*** Dataset ***
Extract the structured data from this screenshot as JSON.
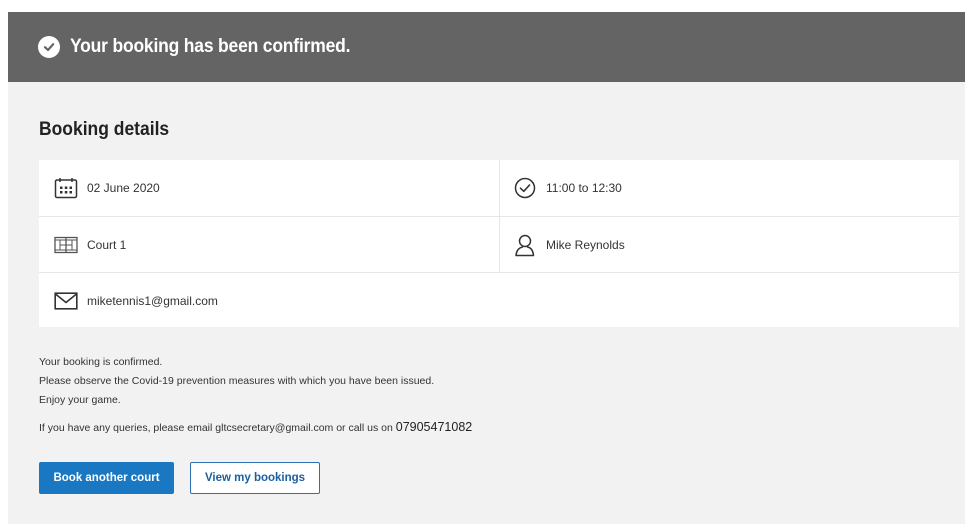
{
  "banner": {
    "icon": "check-circle-icon",
    "title": "Your booking has been confirmed."
  },
  "section": {
    "title": "Booking details"
  },
  "details": {
    "date": {
      "icon": "calendar-icon",
      "value": "02 June 2020"
    },
    "time": {
      "icon": "clock-icon",
      "value": "11:00 to 12:30"
    },
    "court": {
      "icon": "court-icon",
      "value": "Court 1"
    },
    "player": {
      "icon": "user-icon",
      "value": "Mike Reynolds"
    },
    "email": {
      "icon": "envelope-icon",
      "value": "miketennis1@gmail.com"
    }
  },
  "notes": {
    "line1": "Your booking is confirmed.",
    "line2": "Please observe the Covid-19 prevention measures with which you have been issued.",
    "line3": "Enjoy your game.",
    "query_prefix": "If you have any queries, please email gltcsecretary@gmail.com or call us on ",
    "phone": "07905471082"
  },
  "actions": {
    "book_another": "Book another court",
    "view_bookings": "View my bookings"
  },
  "colors": {
    "banner_bg": "#646464",
    "primary": "#1a78c2",
    "page_bg": "#f2f2f2"
  }
}
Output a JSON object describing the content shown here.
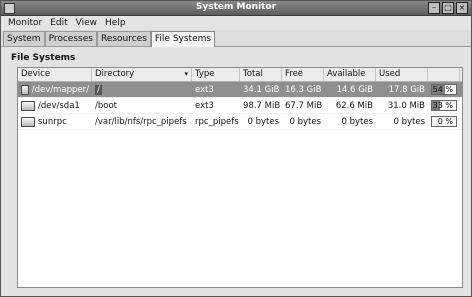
{
  "window": {
    "title": "System Monitor"
  },
  "menu": [
    "Monitor",
    "Edit",
    "View",
    "Help"
  ],
  "tabs": [
    "System",
    "Processes",
    "Resources",
    "File Systems"
  ],
  "section": {
    "title": "File Systems"
  },
  "columns": [
    "Device",
    "Directory",
    "Type",
    "Total",
    "Free",
    "Available",
    "Used"
  ],
  "rows": [
    {
      "device": "/dev/mapper/",
      "directory": "/",
      "type": "ext3",
      "total": "34.1 GiB",
      "free": "16.3 GiB",
      "available": "14.6 GiB",
      "used": "17.8 GiB",
      "usage": "54",
      "usage_label": "54 %",
      "selected": true
    },
    {
      "device": "/dev/sda1",
      "directory": "/boot",
      "type": "ext3",
      "total": "98.7 MiB",
      "free": "67.7 MiB",
      "available": "62.6 MiB",
      "used": "31.0 MiB",
      "usage": "33",
      "usage_label": "33 %"
    },
    {
      "device": "sunrpc",
      "directory": "/var/lib/nfs/rpc_pipefs",
      "type": "rpc_pipefs",
      "total": "0 bytes",
      "free": "0 bytes",
      "available": "0 bytes",
      "used": "0 bytes",
      "usage": "0",
      "usage_label": "0 %"
    }
  ]
}
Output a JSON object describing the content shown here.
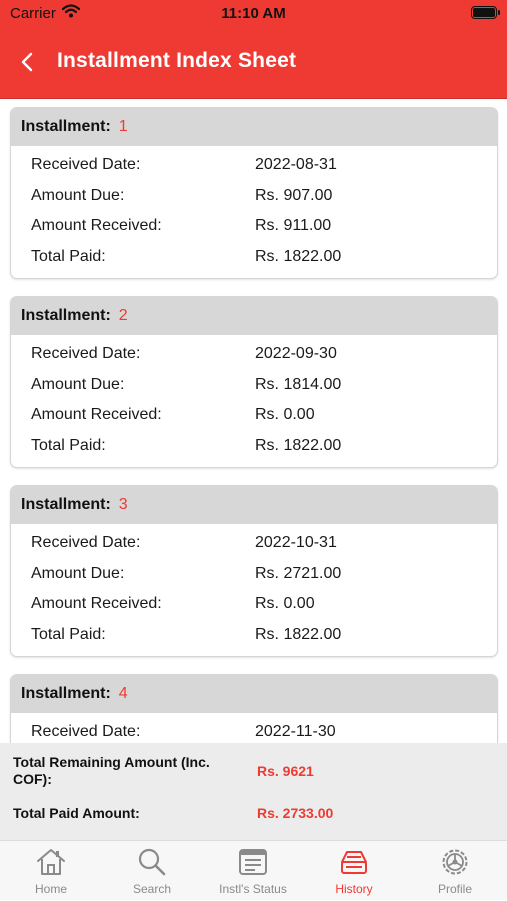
{
  "status_bar": {
    "carrier": "Carrier",
    "time": "11:10 AM"
  },
  "header": {
    "title": "Installment Index Sheet",
    "back_icon": "chevron-left-icon"
  },
  "labels": {
    "installment": "Installment:",
    "received_date": "Received Date:",
    "amount_due": "Amount Due:",
    "amount_received": "Amount Received:",
    "total_paid": "Total Paid:"
  },
  "installments": [
    {
      "number": "1",
      "received_date": "2022-08-31",
      "amount_due": "Rs. 907.00",
      "amount_received": "Rs. 911.00",
      "total_paid": "Rs. 1822.00"
    },
    {
      "number": "2",
      "received_date": "2022-09-30",
      "amount_due": "Rs. 1814.00",
      "amount_received": "Rs. 0.00",
      "total_paid": "Rs. 1822.00"
    },
    {
      "number": "3",
      "received_date": "2022-10-31",
      "amount_due": "Rs. 2721.00",
      "amount_received": "Rs. 0.00",
      "total_paid": "Rs. 1822.00"
    },
    {
      "number": "4",
      "received_date": "2022-11-30",
      "amount_due": "",
      "amount_received": "",
      "total_paid": ""
    }
  ],
  "totals": {
    "remaining_label": "Total Remaining Amount (Inc. COF):",
    "remaining_value": "Rs. 9621",
    "paid_label": "Total Paid Amount:",
    "paid_value": "Rs. 2733.00"
  },
  "tabs": [
    {
      "label": "Home",
      "icon": "home-icon"
    },
    {
      "label": "Search",
      "icon": "search-icon"
    },
    {
      "label": "Instl's Status",
      "icon": "document-icon"
    },
    {
      "label": "History",
      "icon": "history-icon",
      "active": true
    },
    {
      "label": "Profile",
      "icon": "gear-icon"
    }
  ],
  "colors": {
    "accent": "#ef3a33",
    "card_header": "#d7d7d7",
    "totals_bg": "#ececec",
    "tab_inactive": "#8a8a8a"
  }
}
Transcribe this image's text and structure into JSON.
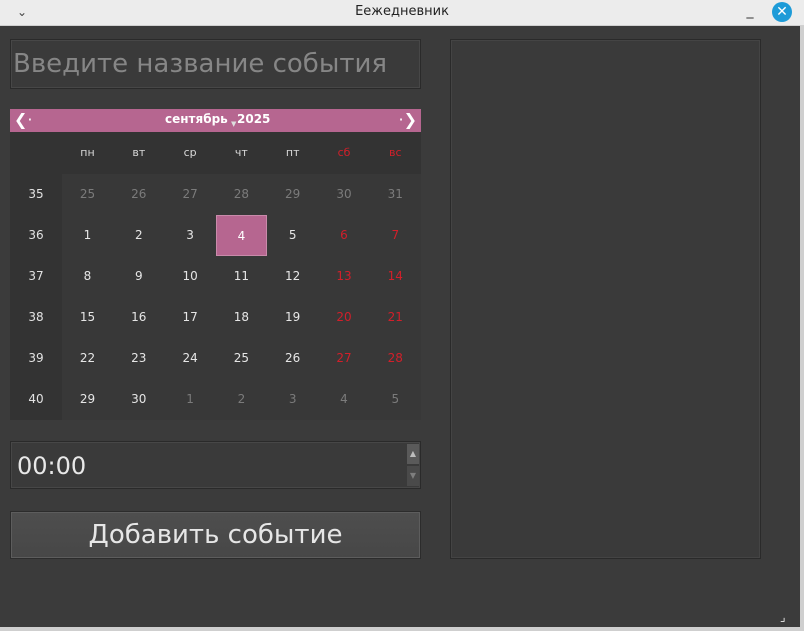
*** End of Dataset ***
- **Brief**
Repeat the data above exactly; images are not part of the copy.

- **Output of the exercise**
Extract the structured data from this screenshot as JSON.
{
  "banner": {
    "icon": "check-circle-icon",
    "title": "Your booking has been confirmed."
  },
  "section": {
    "title": "Booking details"
  },
  "details": {
    "date": {
      "icon": "calendar-icon",
      "value": "02 June 2020"
    },
    "time": {
      "icon": "clock-icon",
      "value": "11:00 to 12:30"
    },
    "court": {
      "icon": "court-icon",
      "value": "Court 1"
    },
    "player": {
      "icon": "user-icon",
      "value": "Mike Reynolds"
    },
    "email": {
      "icon": "envelope-icon",
      "value": "miketennis1@gmail.com"
    }
  },
  "notes": {
    "line1": "Your booking is confirmed.",
    "line2": "Please observe the Covid-19 prevention measures with which you have been issued.",
    "line3": "Enjoy your game.",
    "query_prefix": "If you have any queries, please email gltcsecretary@gmail.com or call us on ",
    "phone": "07905471082"
  },
  "actions": {
    "book_another": "Book another court",
    "view_bookings": "View my bookings"
  },
  "colors": {
    "banner_bg": "#646464",
    "primary": "#1a78c2",
    "page_bg": "#f2f2f2"
  }
}
Output a JSON object describing the content shown here.
{
  "window": {
    "title": "System Monitor"
  },
  "menu": [
    "Monitor",
    "Edit",
    "View",
    "Help"
  ],
  "tabs": [
    "System",
    "Processes",
    "Resources",
    "File Systems"
  ],
  "section": {
    "title": "File Systems"
  },
  "columns": [
    "Device",
    "Directory",
    "Type",
    "Total",
    "Free",
    "Available",
    "Used"
  ],
  "rows": [
    {
      "device": "/dev/mapper/",
      "directory": "/",
      "type": "ext3",
      "total": "34.1 GiB",
      "free": "16.3 GiB",
      "available": "14.6 GiB",
      "used": "17.8 GiB",
      "usage": "54",
      "usage_label": "54 %",
      "selected": true
    },
    {
      "device": "/dev/sda1",
      "directory": "/boot",
      "type": "ext3",
      "total": "98.7 MiB",
      "free": "67.7 MiB",
      "available": "62.6 MiB",
      "used": "31.0 MiB",
      "usage": "33",
      "usage_label": "33 %"
    },
    {
      "device": "sunrpc",
      "directory": "/var/lib/nfs/rpc_pipefs",
      "type": "rpc_pipefs",
      "total": "0 bytes",
      "free": "0 bytes",
      "available": "0 bytes",
      "used": "0 bytes",
      "usage": "0",
      "usage_label": "0 %"
    }
  ]
}
Output a JSON object describing the content shown here.
{
  "status_bar": {
    "carrier": "Carrier",
    "time": "11:10 AM"
  },
  "header": {
    "title": "Installment Index Sheet",
    "back_icon": "chevron-left-icon"
  },
  "labels": {
    "installment": "Installment:",
    "received_date": "Received Date:",
    "amount_due": "Amount Due:",
    "amount_received": "Amount Received:",
    "total_paid": "Total Paid:"
  },
  "installments": [
    {
      "number": "1",
      "received_date": "2022-08-31",
      "amount_due": "Rs. 907.00",
      "amount_received": "Rs. 911.00",
      "total_paid": "Rs. 1822.00"
    },
    {
      "number": "2",
      "received_date": "2022-09-30",
      "amount_due": "Rs. 1814.00",
      "amount_received": "Rs. 0.00",
      "total_paid": "Rs. 1822.00"
    },
    {
      "number": "3",
      "received_date": "2022-10-31",
      "amount_due": "Rs. 2721.00",
      "amount_received": "Rs. 0.00",
      "total_paid": "Rs. 1822.00"
    },
    {
      "number": "4",
      "received_date": "2022-11-30",
      "amount_due": "",
      "amount_received": "",
      "total_paid": ""
    }
  ],
  "totals": {
    "remaining_label": "Total Remaining Amount (Inc. COF):",
    "remaining_value": "Rs. 9621",
    "paid_label": "Total Paid Amount:",
    "paid_value": "Rs. 2733.00"
  },
  "tabs": [
    {
      "label": "Home",
      "icon": "home-icon"
    },
    {
      "label": "Search",
      "icon": "search-icon"
    },
    {
      "label": "Instl's Status",
      "icon": "document-icon"
    },
    {
      "label": "History",
      "icon": "history-icon",
      "active": true
    },
    {
      "label": "Profile",
      "icon": "gear-icon"
    }
  ],
  "colors": {
    "accent": "#ef3a33",
    "card_header": "#d7d7d7",
    "totals_bg": "#ececec",
    "tab_inactive": "#8a8a8a"
  }
}
Transcribe this image's text and structure into JSON.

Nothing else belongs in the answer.